Chinese researchers from the Northwestern Polytechnical University (NPU) have developed a ‘flapping wing’ bird drone, celebrated in the country as a significant scientific achievement.
The drone also broke its previous Guinness World Record in the flight time. Also known as a ‘bionic drone,’ the UAVs are based on mechanics that replicate the intricate flying mechanism of real birds, becoming part of a global technological pursuit by various other developers.
Called ‘Xinge,’ the drone broke the flight duration record of its predecessor by nearly one-and-a-half hours, which the NPU has hailed as a “technological leap.” The EurAsian Times had previously reported how a New Mexico Institute of Technology (NMIT) team had built and flown drones using genuine bird parts from deceased and taxidermied birds.
Other universities elsewhere in the world have developed such bionic drones. Still, the Chinese product has explicitly been advertised to have diverse applications in various “environments,” suggesting a military role.
Beijing already has a varied arsenal of UAVs and unmanned systems. A flying object that travels through the air like a bird would be even harder to detect.
Remote-Controlled Robot Birds

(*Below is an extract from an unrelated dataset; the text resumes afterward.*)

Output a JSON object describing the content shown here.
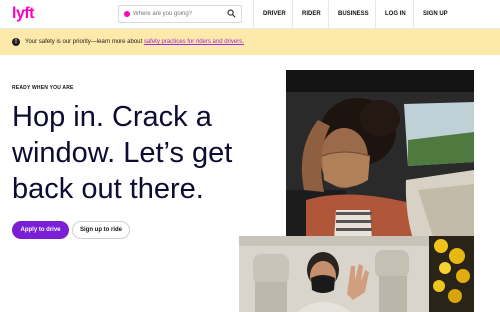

According to a report in the China Global Television Network (CGTN), the “independent” project by the NPU led to the development of the “ornithopter homing pigeon” Yunxiao and an advanced, improved version, the Xinge.
“The ornithopter Xinge, or the homing pigeon, can fly for up to three hours, five minutes, and 30 seconds continuously in one charge, breaking the previous Guinness World Record created by the team,” the report said.

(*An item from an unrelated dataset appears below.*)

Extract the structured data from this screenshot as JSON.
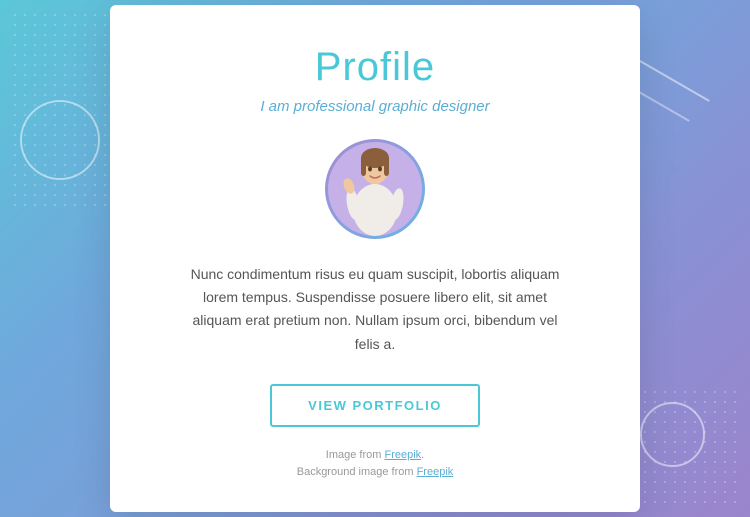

The team’s previous development was the Yunxiao, which flew for 2 hours, 34 minutes and 38 seconds. Xinge has a wingspan of 70 centimeters and weighs 260 grams. Compared to its predecessor, Yunxiao, the body of Xinge is more petite, with more than half of Yunxiao’s wingspan and one-quarter of its weight.
“It’s a leap in technological advance of the bionic aircraft. The significant increase in fly time not only verifies the aircraft’s performance but helps expand its application possibilities, which will speed up its use in reality,” the university’s chief scientist Song Bifeng quoted in the CGTN report.
Possible Military Use
Subsequent information about the drone’s physical attributes and possible usage areas in the CGTN report suggested a military or security role alongside other primary functions. “The bionic flapping-wing aircraft imitates the flight mode of birds and other creatures flapping their wings. It is lightweight, small in size, and low noise, as well as is bionic, concealable, and portable.
“It is easily used for hand-thrown take-off and gliding to land, which can be used in many situations such as covert reconnaissance in a complex environment, emergency rescue, and field biological scientific research,” the report added.
With tensions with India permanently high, when operational, the bird drone might be used for tactical surveillance of ground positions. It can be employed in Ladakh, in freezing high-altitude Himalayan deserts, or in Arunachal Pradesh, over the dense tropical forestry.
But the report also clarifies the “independent” nature of the project, meaning the PLA had not specifically approached the NPU to develop the drone or has even conceptualized using bird-like drones in its inventory. However, once the system is matured and refined, the Chinese military might develop some interest and order a few batches for testing.
Moreover, in Arunachal Pradesh, China has been suspected of using actual pigeons with Mandarin-scripted messages wound around their feet, suggesting a non-electronic communication link between its spies and handlers. Villagers in the Lohit Valley of Arunachal’s Anjaw district had caught some birds with Chinese tags in May 2017.
Can Have Other Uses Too
Indeed, it is clear that the drones however have not been developed for purely defense purposes. Those uses might require developing other variants with a different or modified set of electrical, mechanical, and electronic components.
China also has a large domestic civilian market and has several biodiversity and conservation hotspots where such bird drones can be employed.
“The research team has used their bird-like drone to fly for over 1,500 flight missions in over ten cities and regions to test out and improve their design and technology in different environments,” the report added.
Thus, the drones are clearly in a testing phase and can be expected not to be operationalized soon, with a series of more trials before they are exhibited before end-users enter mass production.
PLA Links Of Drone Developer
Another reason the bird drones are likely to have a military purpose is the affiliation of the NPU with the People’s Liberation Army (PLA) and China’s defense State Owned Enterprises (SOE).
It is a part of the Seven Sons of National Defense, a group of universities and higher-technical institutions supported in a decades-long program to make China self-reliant in defense manufacturing.
A 2020 report by the Center for Security and Emerging Technology (CSET) that tracked the Seven Sons’ links to China’s military apparatus said the NPU contributed 963 graduates as employees with the SOEs in 2019, the highest among all other universities.